Brona McVittie reports :: June 2006

I named our last cat after the famous Irish black beer because her mottled fur coat reminded me of a settling pint of Guinness. Had I £25 000 to spare, and were Guinness still alive, I might consider getting her cloned. But I’d be a little miffed with my new moggy because it’s unlikely she would resemble my beloved puss. The first cloned cat, Carbon Copy, was created in Texas from a calico cat like Guinness. But the kitty didn’t turn out to be a ‘carbon copy’ despite having identical DNA to her genetic ‘mother’ Rainbow.

This can be partly explained by an epigenetic phenomenon known as X-inactivation. Calico cats are always female, which means they have two X chromosomes in every cell. The gene for orange coat colour is located on the X chromosome, but there is another version (allele) of this gene that results in black fur. In female cats (XX), one X chromosome gets switched off (inactivated) in every cell, so if a female inherits one of each allele (orange and black) then her coat will exhibit patches of both colours.

The process of inactivation is random, which is why cloning a calico cat will never produce the same pattern. In the case of Carbon Copy, she was created from an egg cell that had its nucleus replaced with one from Rainbow. Although the cell from which Carbon Copy was cloned had one inactive X, the developmental programme reactivates both X-chromosomes, and the process of inactivation recurs in a random manner. This results in an entirely different coat pattern even when two individuals are genetically identical.

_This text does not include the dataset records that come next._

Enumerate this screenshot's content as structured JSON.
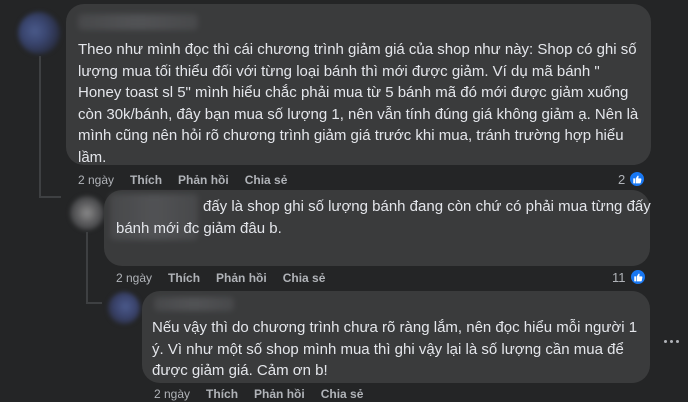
{
  "comments": [
    {
      "text": "Theo như mình đọc thì cái chương trình giảm giá của shop như này: Shop có ghi số\nlượng mua tối thiểu đối với từng loại bánh thì mới được giảm. Ví dụ mã bánh \"\nHoney toast sl 5\" mình hiểu chắc phải mua từ 5 bánh mã đó mới được giảm xuống\ncòn 30k/bánh, đây bạn mua số lượng 1, nên vẫn tính đúng giá không giảm ạ. Nên là\nmình cũng nên hỏi rõ chương trình giảm giá trước khi mua, tránh trường hợp hiểu\nlầm.",
      "time": "2 ngày",
      "like": "Thích",
      "reply": "Phản hồi",
      "share": "Chia sẻ",
      "reaction_count": "2"
    },
    {
      "text_first": "đấy là shop ghi số lượng bánh đang còn chứ có phải mua từng đấy",
      "text": "bánh mới đc giảm đâu b.",
      "time": "2 ngày",
      "like": "Thích",
      "reply": "Phản hồi",
      "share": "Chia sẻ",
      "reaction_count": "11"
    },
    {
      "text": "Nếu vậy thì do chương trình chưa rõ ràng lắm, nên đọc hiểu mỗi người 1\ný. Vì như một số shop mình mua thì ghi vậy lại là số lượng cần mua để\nđược giảm giá. Cảm ơn b!",
      "time": "2 ngày",
      "like": "Thích",
      "reply": "Phản hồi",
      "share": "Chia sẻ"
    }
  ],
  "icons": {
    "reaction": "like-icon",
    "more": "more-options-icon"
  },
  "colors": {
    "background": "#242526",
    "bubble": "#3a3b3c",
    "text": "#e4e6eb",
    "secondary_text": "#b0b3b8",
    "like_blue": "#1877f2"
  }
}
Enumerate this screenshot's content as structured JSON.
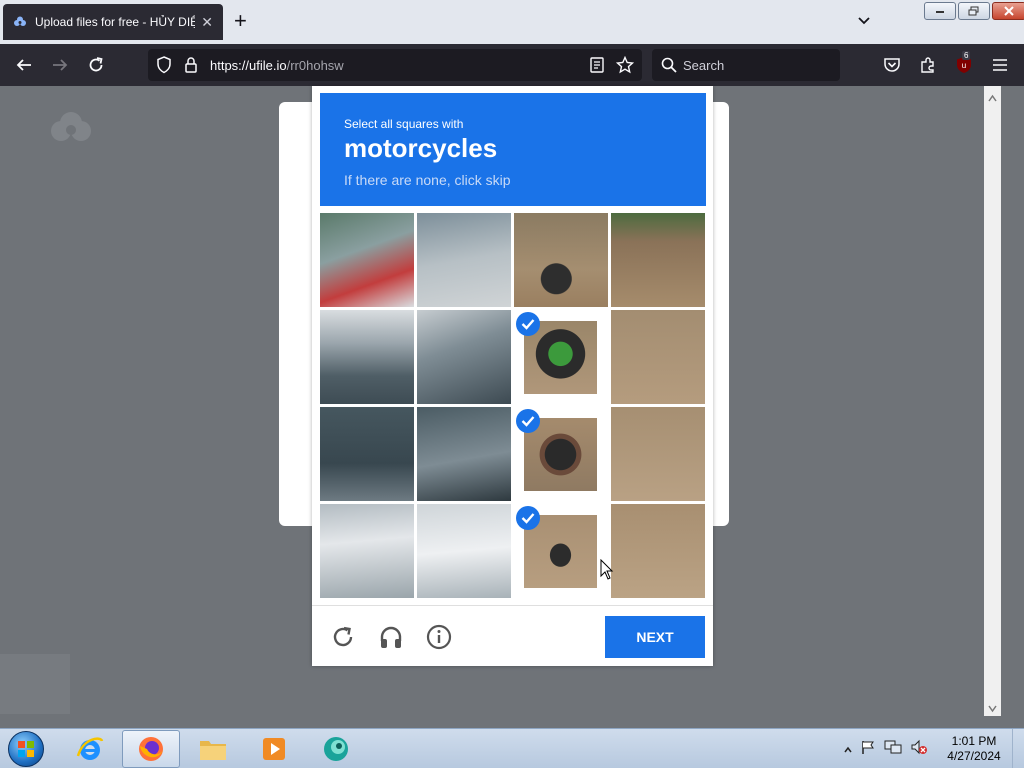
{
  "browser": {
    "tab_title": "Upload files for free - HỦY DIỆT",
    "url_host": "https://ufile.io",
    "url_path": "/rr0hohsw",
    "search_placeholder": "Search",
    "extension_badge": "6"
  },
  "captcha": {
    "instruction": "Select all squares with",
    "target": "motorcycles",
    "hint": "If there are none, click skip",
    "next_label": "NEXT",
    "selected_tiles": [
      6,
      10,
      14
    ]
  },
  "taskbar": {
    "time": "1:01 PM",
    "date": "4/27/2024"
  },
  "colors": {
    "accent": "#1a73e8",
    "browser_dark": "#2b2a33"
  }
}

The handful of millionaires that have banked the cells of their prized pets may be paying over the odds for an animal which has no guarantee of being the same. Instead of paying over £400 for the privilege and £50 annual maintenance, plus the rather exorbitant cloning fee when their pet pops its clogs, perhaps they might be persuaded to take in one of the many millions of abandoned pets that will otherwise be euthanised.